Although this says nothing about whether or not it will perform well in Singapore, but it certainly does worry me and probably the other local investors who are vested in local telco stocks to a certain extent. If TPG was able to achieve such phenomenal growth in a similarly competitive industry in Australia, it is somewhat arguable that to a certain extent, significant market share can also be potentially captured by them in Singapore, if they do things right.

(Please note that in Singapore, Telcos;. Singtel, Starhub, M1, provide both mobile and broadband services, this is unlike in Australia, where there are several companies which only provide either)

With all this hype about a 4th telco (note that it was only revealed in December 2016 that TPG won the bid, but they were believed to have a good chance due to their finances), its no wonder that M1's share price has fallen from a high of $2.89 to a low of $1.90 in the past year, whereas Starhub's share price has fallen from $3.97 to $2.73. Singtels share price on the other hand, has fallen from a high of $4.36 to a a low of $3.60. 

I am less worried about the performance of TPG affecting Singtel though, as some of you may already have known, Singtel derives only a small proportion of revenue from Singapore. It is the parent company of Optus in Australia, and has significant investments in other telcos in the region.  Furthermore, I also like the fact that Temasek Holdings currently hold 52.3% of the available shares in Singtel.

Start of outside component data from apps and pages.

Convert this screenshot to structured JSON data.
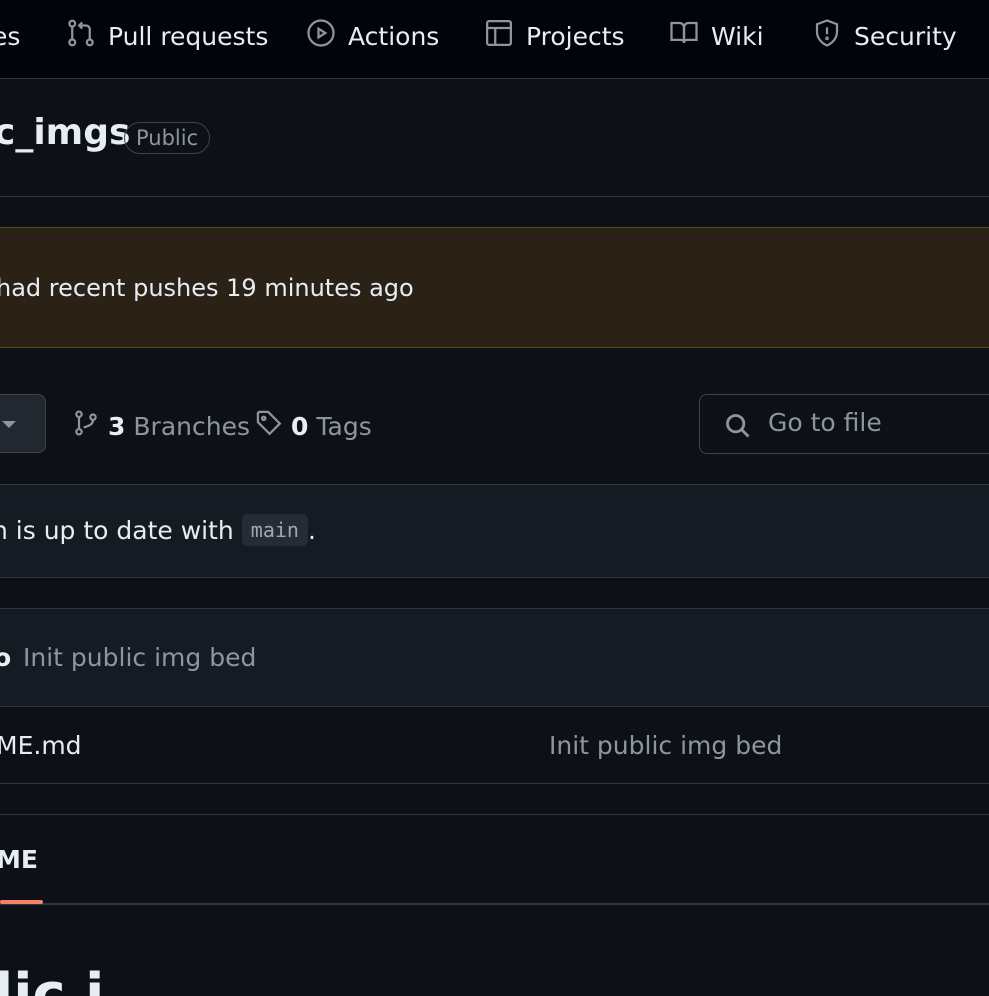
{
  "nav": {
    "items": [
      {
        "label": "es",
        "icon": "none"
      },
      {
        "label": "Pull requests",
        "icon": "git-pull-request-icon"
      },
      {
        "label": "Actions",
        "icon": "play-icon"
      },
      {
        "label": "Projects",
        "icon": "table-icon"
      },
      {
        "label": "Wiki",
        "icon": "book-icon"
      },
      {
        "label": "Security",
        "icon": "shield-icon"
      }
    ]
  },
  "repo": {
    "name": "c_imgs",
    "visibility": "Public"
  },
  "push_banner": {
    "text": "had recent pushes 19 minutes ago"
  },
  "refs": {
    "branches_count": "3",
    "branches_label": "Branches",
    "tags_count": "0",
    "tags_label": "Tags"
  },
  "search": {
    "placeholder": "Go to file"
  },
  "status": {
    "text": "h is up to date with",
    "branch": "main",
    "suffix": "."
  },
  "latest_commit": {
    "author": "o",
    "message": "Init public img bed"
  },
  "files": [
    {
      "name": "ME.md",
      "commit": "Init public img bed"
    }
  ],
  "readme": {
    "tab_label": "ME",
    "heading_fragment": "lic i"
  },
  "colors": {
    "background": "#0d1117",
    "nav_background": "#010409",
    "banner_background": "#2a2217",
    "tab_accent": "#f78166",
    "muted_text": "#8d96a0"
  }
}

Singtel having a strong backer, highly diversified revenue, a good management track record, is evidenced by the relatively smaller fall in share prices as compared to the other locally listed telcos recently, even though the P/E of Singtel and it's dividend yield is significantly greater and smaller respectively, to a significant extent! (I would also like to add that the dividend yield Singtel currently sports is greater than their historical average, excluding special dividends).

This is why at current prices, Singtel is currently on my radar.  I will definitely be looking into buying more Singtel shares if prices start to fall further.

I hope that you have enjoyed reading this post, as much as I did writing it.

Best Regards,
- A 😁


  1. Hi A,
    Good overview of the local telco sector!
    Just wondering, what is your target price for Singtel to enter your position? Thanks

    1. Hi EzHuat,

      Firstly, good to see a fellow blogger here :).

      To be honest I do not have an exact share price target, and even if i were to name one it will be pretty arbitrary. However, personally I will be comfortable with entering when the P/E is below 15, which historically (in the past 5 years), is slightly below the average.

      Also, in the past 3 and a half years, it seems that there was only two periods of time whereby P/E is below 15, possibly a result of the news that China's growth was decelerating, but the share price also rebounded pretty quickly afterwards.

      A P/E of 15 would mean a share price of approximately $3.59, hence I would be comfortable buying in anywhere below the point. But of course, the lower the better :). It has always been difficult to buy in at the lowest point though, so I may possibly try to average down.